"The market is realizing there's no real buyer out there," said Neeraj Monga, an analyst at Veritas Investment Research Corp. "If a financial sponsor (like Fairfax) has to end up buying a technology company, in a case where everybody thought there might be massive value in the intellectual property, this suggests there might not be."
If BlackBerry does find another suitor, Fairfax gets a cushy payout of at least US$157 million as a break fee for its troubles -- and will reap even more money if a deal is etched out after early November, which is when Fairfax is supposed to sign a definitive agreement for the transaction.
Failing that, Fairfax has protected itself in other ways that would allow the firm to rescind its offer if it's not satisfied with due diligence on BlackBerry's finances or doesn't receive the financial backing it needs.
BlackBerry investors appear to be lukewarm on the Fairfax proposal, partly because most of them come out as financial losers regardless of the outcome. The $9-per-share offer for the company is a tiny fraction of the value many small investors bought into the stock. BlackBerry shares touched their all-time high of C$149.90 in June 2008.
On Tuesday, shares of the company fell to $8.78, a decline of 3.3 per cent on the Toronto Stock Exchange, and below the tentative Fairfax proposal.
Prem Watsa, the head of Fairfax, emphasized the Canadian roots of the as yet unidentified consortium, which he says offers a "high level of certainty" regulators will approve the proposal
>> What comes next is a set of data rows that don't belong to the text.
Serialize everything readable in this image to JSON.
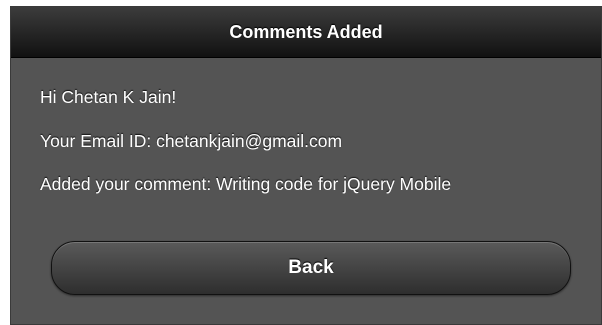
{
  "header": {
    "title": "Comments Added"
  },
  "content": {
    "greeting": "Hi Chetan K Jain!",
    "email_line": "Your Email ID: chetankjain@gmail.com",
    "comment_line": "Added your comment: Writing code for jQuery Mobile"
  },
  "actions": {
    "back_label": "Back"
  },
  "colors": {
    "header_background": "#1e1e1e",
    "page_background": "#545454",
    "text": "#ffffff"
  }
}
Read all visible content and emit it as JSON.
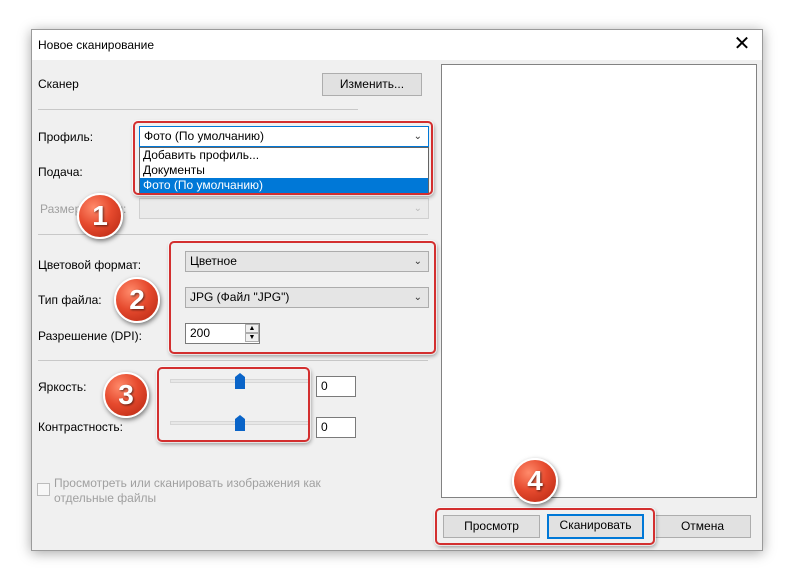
{
  "window": {
    "title": "Новое сканирование",
    "close_glyph": "✕"
  },
  "scanner": {
    "label": "Сканер",
    "change_button": "Изменить..."
  },
  "profile": {
    "label": "Профиль:",
    "value": "Фото (По умолчанию)",
    "options": [
      "Добавить профиль...",
      "Документы",
      "Фото (По умолчанию)"
    ]
  },
  "source": {
    "label": "Подача:"
  },
  "paper_size": {
    "label": "Размер бумаги:"
  },
  "color_format": {
    "label": "Цветовой формат:",
    "value": "Цветное"
  },
  "file_type": {
    "label": "Тип файла:",
    "value": "JPG (Файл \"JPG\")"
  },
  "resolution": {
    "label": "Разрешение (DPI):",
    "value": "200"
  },
  "brightness": {
    "label": "Яркость:",
    "value": "0",
    "level": 0.5
  },
  "contrast": {
    "label": "Контрастность:",
    "value": "0",
    "level": 0.5
  },
  "separate_files": {
    "label_line1": "Просмотреть или сканировать изображения как",
    "label_line2": "отдельные файлы",
    "checked": false
  },
  "buttons": {
    "preview": "Просмотр",
    "scan": "Сканировать",
    "cancel": "Отмена"
  },
  "annotations": [
    "1",
    "2",
    "3",
    "4"
  ],
  "colors": {
    "highlight": "#d32f2f",
    "badge": "#e64a2e",
    "selection": "#0078d7"
  }
}
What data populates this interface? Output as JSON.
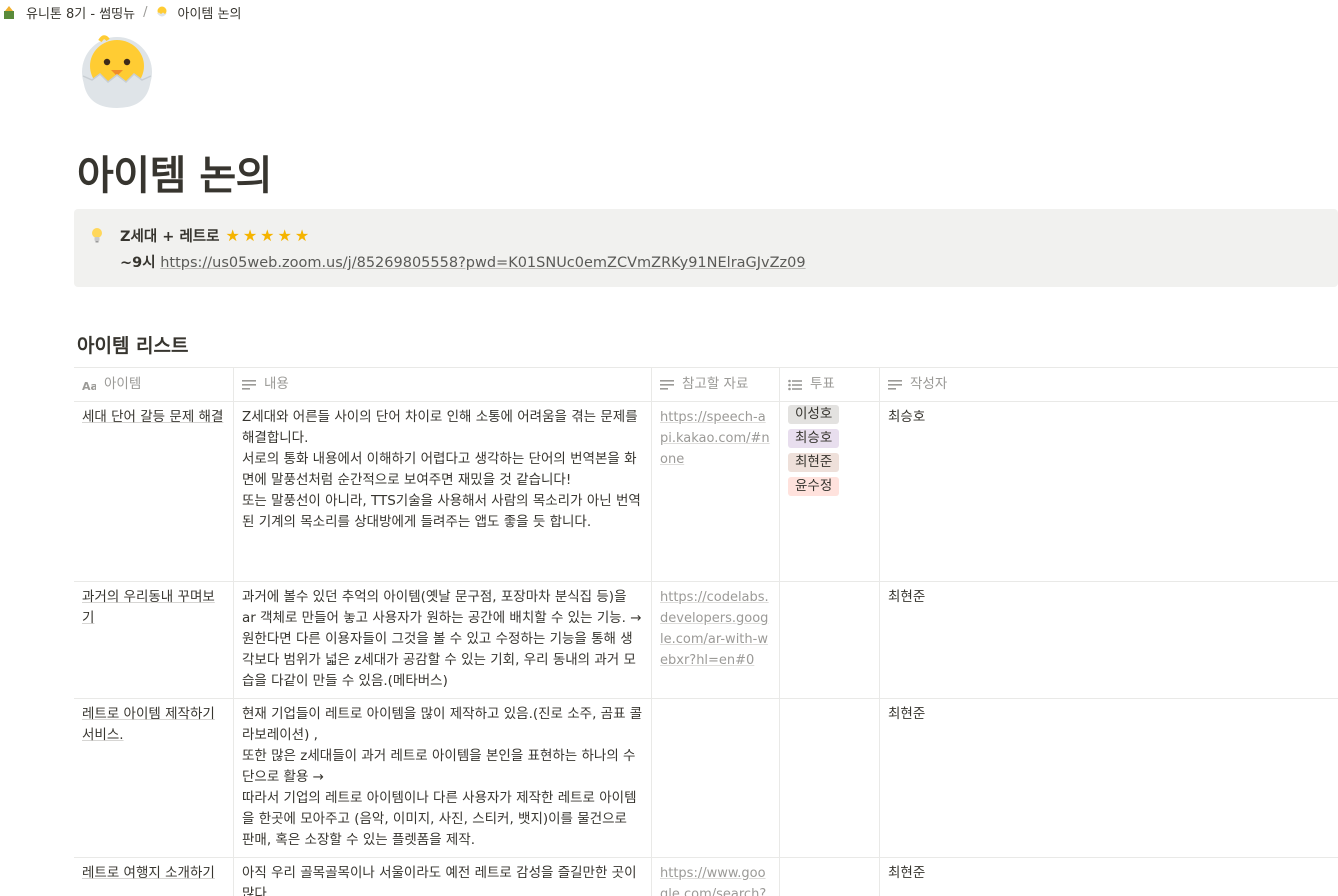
{
  "breadcrumb": {
    "workspace": "유니톤 8기 - 썸띵뉴",
    "separator": "/",
    "page": "아이템 논의"
  },
  "page": {
    "icon": "hatching-chick-icon",
    "title": "아이템 논의"
  },
  "callout": {
    "icon": "light-bulb-icon",
    "line1": "Z세대 + 레트로",
    "stars_count": 5,
    "line2_prefix": "~9시",
    "link": "https://us05web.zoom.us/j/85269805558?pwd=K01SNUc0emZCVmZRKy91NElraGJvZz09"
  },
  "database": {
    "title": "아이템 리스트",
    "columns": [
      {
        "label": "아이템",
        "icon": "title-aa-icon"
      },
      {
        "label": "내용",
        "icon": "text-lines-icon"
      },
      {
        "label": "참고할 자료",
        "icon": "text-lines-icon"
      },
      {
        "label": "투표",
        "icon": "multi-select-list-icon"
      },
      {
        "label": "작성자",
        "icon": "text-lines-icon"
      }
    ],
    "rows": [
      {
        "item": "세대 단어 갈등 문제 해결",
        "content": [
          "Z세대와 어른들 사이의 단어 차이로 인해 소통에 어려움을 겪는 문제를 해결합니다.",
          "서로의 통화 내용에서 이해하기 어렵다고 생각하는 단어의 번역본을 화면에 말풍선처럼 순간적으로 보여주면 재밌을 것 같습니다!",
          "또는 말풍선이 아니라, TTS기술을 사용해서 사람의 목소리가 아닌 번역된 기계의 목소리를 상대방에게 들려주는 앱도 좋을 듯 합니다."
        ],
        "reference": "https://speech-api.kakao.com/#none",
        "votes": [
          "이성호",
          "최승호",
          "최현준",
          "윤수정"
        ],
        "author": "최승호"
      },
      {
        "item": "과거의 우리동내 꾸며보기",
        "content": [
          "과거에 볼수 있던 추억의 아이템(옛날 문구점, 포장마차 분식집 등)을 ar 객체로 만들어 놓고 사용자가 원하는 공간에 배치할 수 있는 기능. → 원한다면 다른 이용자들이 그것을 볼 수 있고 수정하는 기능을 통해 생각보다 범위가 넓은 z세대가 공감할 수 있는 기회, 우리 동내의 과거 모습을 다같이 만들 수 있음.(메타버스)"
        ],
        "reference": "https://codelabs.developers.google.com/ar-with-webxr?hl=en#0",
        "votes": [],
        "author": "최현준"
      },
      {
        "item": "레트로 아이템 제작하기 서비스.",
        "content": [
          "현재 기업들이 레트로 아이템을 많이 제작하고 있음.(진로 소주, 곰표 콜라보레이션) ,",
          "또한 많은 z세대들이 과거 레트로 아이템을 본인을 표현하는 하나의 수단으로 활용 →",
          "따라서 기업의 레트로 아이템이나 다른 사용자가 제작한 레트로 아이템을 한곳에 모아주고 (음악, 이미지, 사진, 스티커, 뱃지)이를 물건으로 판매, 혹은 소장할 수 있는 플렛폼을 제작."
        ],
        "reference": "",
        "votes": [],
        "author": "최현준"
      },
      {
        "item": "레트로 여행지 소개하기",
        "content": [
          "아직 우리 골목골목이나 서울이라도 예전 레트로 감성을 즐길만한 곳이 많다."
        ],
        "reference": "https://www.google.com/search?",
        "votes": [],
        "author": "최현준"
      }
    ],
    "tag_colors": {
      "이성호": "#e3e2e0",
      "최승호": "#e8deee",
      "최현준": "#eee0da",
      "윤수정": "#ffe2dd"
    }
  }
}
Canadian pension plans are some of the likeliest partners in this agreement, although none of them has confirmed their involvement.
The secret consortium is expected to complete its due diligence by Nov. 4.
-- The Canadian Press
Republished from the Winnipeg Free Press print edition September 25, 2013 B4
Have you found an error, or know of something we’ve missed in one of our stories? Please use the form below and let us know.
Having problems with the form?Contact Us Directly
Swiss bank UBS loses $1.4B bail appeal in France
US stocks fall as China weighs on markets
BlackBerry prices lower than competitors
Judge maintains camera restrictions in Arias trial
Sousa uses $1-billion reserve to cut deficit
Loonie falls ahead of speech by BoC
Apple: 10 million iPhone 6 and 6 Plus sold
GM expert says 21 deaths eligible for compensation
US existing home sales fall in August
Giuliani to help fight Noriega's video game suit
TV reporter quits on air to promote marijuana
Plosser, a leading Fed 'hawk,' to retire in March
Draghi: Euro recovery losing momentum
Tesco suspends execs over inflated profit report
Engineers call for national approach to flooding
Metals and gold push the TSX lower
'The Lion King' earns record box office
Eritrean eats go downtown
Target eyes shortcomings in Canada
US stocks drop as China weighs on markets